> WORK TASK: Scan the records for the string "Vorstellungstermin"; copy each line where it occurs.
** MATERIAL TO PROCESS follows **
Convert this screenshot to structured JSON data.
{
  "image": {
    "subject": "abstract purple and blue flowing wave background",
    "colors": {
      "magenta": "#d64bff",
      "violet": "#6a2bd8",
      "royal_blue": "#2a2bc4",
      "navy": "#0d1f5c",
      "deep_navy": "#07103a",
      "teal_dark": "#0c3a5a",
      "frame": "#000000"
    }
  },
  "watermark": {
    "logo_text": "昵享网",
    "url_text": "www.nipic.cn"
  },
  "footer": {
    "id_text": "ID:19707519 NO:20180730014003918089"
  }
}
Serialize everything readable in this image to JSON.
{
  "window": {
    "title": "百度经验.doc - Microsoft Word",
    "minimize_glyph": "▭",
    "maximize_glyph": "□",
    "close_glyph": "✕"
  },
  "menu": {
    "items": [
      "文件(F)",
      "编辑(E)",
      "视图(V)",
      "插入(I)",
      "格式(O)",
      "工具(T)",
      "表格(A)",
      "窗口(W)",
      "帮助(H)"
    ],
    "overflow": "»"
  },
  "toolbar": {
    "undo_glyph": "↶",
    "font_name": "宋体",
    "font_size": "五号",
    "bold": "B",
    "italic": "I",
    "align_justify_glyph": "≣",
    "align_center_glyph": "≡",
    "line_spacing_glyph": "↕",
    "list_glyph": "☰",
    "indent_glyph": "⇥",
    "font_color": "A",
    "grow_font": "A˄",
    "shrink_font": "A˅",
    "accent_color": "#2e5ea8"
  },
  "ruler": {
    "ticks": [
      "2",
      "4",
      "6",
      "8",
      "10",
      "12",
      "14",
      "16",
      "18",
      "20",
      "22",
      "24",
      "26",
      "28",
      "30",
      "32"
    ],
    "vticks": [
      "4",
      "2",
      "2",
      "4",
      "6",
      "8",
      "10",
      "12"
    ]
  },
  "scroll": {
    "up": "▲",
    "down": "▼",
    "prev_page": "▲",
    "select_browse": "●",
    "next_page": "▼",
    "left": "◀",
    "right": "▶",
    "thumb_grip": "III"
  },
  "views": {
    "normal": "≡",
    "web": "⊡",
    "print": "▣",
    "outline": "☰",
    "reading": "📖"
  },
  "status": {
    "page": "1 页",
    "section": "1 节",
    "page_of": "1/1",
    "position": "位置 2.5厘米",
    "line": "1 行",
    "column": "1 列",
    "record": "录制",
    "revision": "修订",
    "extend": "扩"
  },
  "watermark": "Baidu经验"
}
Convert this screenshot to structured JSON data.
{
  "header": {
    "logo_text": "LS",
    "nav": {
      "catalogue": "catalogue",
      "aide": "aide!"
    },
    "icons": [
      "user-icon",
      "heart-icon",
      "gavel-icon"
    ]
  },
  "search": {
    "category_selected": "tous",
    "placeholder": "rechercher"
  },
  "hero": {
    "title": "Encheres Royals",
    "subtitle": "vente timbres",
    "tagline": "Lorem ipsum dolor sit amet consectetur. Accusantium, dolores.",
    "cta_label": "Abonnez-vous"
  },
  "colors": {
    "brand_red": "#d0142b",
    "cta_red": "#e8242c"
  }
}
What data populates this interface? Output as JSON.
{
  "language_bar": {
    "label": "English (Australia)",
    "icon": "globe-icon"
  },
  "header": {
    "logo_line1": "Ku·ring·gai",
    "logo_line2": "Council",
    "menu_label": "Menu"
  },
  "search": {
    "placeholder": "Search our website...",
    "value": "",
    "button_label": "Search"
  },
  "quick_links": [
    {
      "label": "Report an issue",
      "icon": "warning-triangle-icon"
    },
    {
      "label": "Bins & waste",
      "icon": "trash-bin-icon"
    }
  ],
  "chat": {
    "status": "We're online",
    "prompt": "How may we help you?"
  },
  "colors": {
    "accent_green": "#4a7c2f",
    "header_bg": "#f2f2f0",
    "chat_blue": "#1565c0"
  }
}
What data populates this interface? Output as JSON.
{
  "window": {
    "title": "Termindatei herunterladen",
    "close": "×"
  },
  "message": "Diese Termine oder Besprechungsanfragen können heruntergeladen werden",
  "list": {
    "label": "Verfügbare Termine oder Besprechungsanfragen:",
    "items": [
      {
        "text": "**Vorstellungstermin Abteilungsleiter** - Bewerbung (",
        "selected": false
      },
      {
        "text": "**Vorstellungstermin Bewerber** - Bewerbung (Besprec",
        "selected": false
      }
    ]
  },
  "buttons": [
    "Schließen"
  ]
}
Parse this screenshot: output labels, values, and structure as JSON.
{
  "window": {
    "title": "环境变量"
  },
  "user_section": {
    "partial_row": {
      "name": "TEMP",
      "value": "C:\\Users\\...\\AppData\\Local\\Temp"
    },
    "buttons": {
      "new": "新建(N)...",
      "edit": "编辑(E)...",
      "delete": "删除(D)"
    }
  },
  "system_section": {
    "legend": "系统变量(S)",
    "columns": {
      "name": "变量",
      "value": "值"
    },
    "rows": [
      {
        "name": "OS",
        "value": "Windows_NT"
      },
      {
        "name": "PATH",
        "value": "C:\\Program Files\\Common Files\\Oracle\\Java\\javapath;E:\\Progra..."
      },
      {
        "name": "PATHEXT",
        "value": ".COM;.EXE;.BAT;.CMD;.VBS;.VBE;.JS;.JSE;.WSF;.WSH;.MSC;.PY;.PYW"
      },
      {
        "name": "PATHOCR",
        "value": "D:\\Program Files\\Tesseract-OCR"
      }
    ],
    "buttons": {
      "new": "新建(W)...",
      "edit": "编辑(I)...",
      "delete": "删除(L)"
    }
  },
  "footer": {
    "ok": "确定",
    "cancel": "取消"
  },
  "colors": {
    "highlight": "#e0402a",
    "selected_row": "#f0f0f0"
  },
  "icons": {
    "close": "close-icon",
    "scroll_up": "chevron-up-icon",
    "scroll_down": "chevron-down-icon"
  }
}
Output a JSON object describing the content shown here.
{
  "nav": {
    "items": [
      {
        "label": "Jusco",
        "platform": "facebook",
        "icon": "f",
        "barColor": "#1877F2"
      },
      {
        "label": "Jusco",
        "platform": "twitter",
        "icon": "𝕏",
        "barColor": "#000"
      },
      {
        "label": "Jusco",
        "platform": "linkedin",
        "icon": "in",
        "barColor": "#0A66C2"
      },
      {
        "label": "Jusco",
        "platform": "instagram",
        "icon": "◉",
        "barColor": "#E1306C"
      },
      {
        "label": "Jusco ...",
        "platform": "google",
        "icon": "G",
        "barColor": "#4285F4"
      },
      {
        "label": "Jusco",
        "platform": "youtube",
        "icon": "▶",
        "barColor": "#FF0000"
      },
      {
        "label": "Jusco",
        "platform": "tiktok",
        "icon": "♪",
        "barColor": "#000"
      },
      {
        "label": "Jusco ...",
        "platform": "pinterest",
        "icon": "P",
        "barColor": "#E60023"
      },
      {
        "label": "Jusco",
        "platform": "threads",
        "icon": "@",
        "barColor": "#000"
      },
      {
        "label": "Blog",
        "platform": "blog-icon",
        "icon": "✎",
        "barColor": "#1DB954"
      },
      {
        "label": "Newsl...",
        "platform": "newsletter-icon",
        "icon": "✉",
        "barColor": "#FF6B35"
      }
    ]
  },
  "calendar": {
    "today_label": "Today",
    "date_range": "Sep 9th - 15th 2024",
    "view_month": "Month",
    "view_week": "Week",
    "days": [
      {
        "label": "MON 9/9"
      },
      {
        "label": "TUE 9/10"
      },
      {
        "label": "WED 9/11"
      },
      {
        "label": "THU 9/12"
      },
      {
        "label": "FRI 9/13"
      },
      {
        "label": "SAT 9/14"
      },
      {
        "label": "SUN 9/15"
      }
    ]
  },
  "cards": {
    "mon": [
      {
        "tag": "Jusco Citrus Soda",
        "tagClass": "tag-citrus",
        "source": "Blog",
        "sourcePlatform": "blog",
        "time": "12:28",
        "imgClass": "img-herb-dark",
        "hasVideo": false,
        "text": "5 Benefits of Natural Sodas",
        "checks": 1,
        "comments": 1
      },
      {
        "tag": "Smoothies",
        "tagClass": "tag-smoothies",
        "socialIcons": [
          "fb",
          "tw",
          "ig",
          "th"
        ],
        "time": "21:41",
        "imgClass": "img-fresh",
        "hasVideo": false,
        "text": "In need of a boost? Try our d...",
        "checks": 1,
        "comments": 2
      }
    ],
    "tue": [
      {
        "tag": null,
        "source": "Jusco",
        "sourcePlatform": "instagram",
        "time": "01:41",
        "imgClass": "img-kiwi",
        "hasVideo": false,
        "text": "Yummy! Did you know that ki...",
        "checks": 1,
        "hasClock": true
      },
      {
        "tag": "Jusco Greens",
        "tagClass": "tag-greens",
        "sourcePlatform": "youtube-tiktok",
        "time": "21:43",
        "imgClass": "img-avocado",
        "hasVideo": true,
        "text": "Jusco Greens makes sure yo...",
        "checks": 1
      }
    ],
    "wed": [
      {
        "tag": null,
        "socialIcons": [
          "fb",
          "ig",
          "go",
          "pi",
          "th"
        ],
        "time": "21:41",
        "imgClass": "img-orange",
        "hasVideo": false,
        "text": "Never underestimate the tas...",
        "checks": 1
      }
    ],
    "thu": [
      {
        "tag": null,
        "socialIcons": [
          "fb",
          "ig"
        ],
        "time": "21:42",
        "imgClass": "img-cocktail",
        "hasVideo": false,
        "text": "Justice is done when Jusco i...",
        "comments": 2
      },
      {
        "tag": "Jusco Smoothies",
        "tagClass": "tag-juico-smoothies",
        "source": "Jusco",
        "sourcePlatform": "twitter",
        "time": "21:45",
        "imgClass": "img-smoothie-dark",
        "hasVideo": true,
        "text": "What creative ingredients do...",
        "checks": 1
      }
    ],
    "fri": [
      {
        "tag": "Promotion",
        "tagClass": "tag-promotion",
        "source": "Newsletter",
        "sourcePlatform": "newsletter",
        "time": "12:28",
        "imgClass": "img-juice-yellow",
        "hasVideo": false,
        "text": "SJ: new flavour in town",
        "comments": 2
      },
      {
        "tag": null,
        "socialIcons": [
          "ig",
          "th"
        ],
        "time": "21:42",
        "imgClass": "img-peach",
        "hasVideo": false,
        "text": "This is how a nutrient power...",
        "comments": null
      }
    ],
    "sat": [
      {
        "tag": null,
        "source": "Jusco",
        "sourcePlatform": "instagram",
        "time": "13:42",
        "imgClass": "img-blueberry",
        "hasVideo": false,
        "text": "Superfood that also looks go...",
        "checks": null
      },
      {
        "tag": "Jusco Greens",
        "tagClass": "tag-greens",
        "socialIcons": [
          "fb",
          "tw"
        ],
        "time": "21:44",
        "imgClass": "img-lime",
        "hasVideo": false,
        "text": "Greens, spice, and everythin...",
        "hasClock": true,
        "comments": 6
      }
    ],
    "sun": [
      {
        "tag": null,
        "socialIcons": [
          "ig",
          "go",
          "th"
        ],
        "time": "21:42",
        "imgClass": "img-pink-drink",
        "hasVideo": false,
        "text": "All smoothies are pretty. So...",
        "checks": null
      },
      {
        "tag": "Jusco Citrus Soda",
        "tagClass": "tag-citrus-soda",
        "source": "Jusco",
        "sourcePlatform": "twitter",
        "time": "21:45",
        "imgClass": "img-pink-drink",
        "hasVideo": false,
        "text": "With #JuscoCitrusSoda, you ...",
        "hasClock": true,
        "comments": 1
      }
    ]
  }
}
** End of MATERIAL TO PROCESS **
> RESPONSE AREA:
        "text": "**Vorstellungstermin Abteilungsleiter** - Bewerbung (",
        "text": "**Vorstellungstermin Bewerber** - Bewerbung (Besprec",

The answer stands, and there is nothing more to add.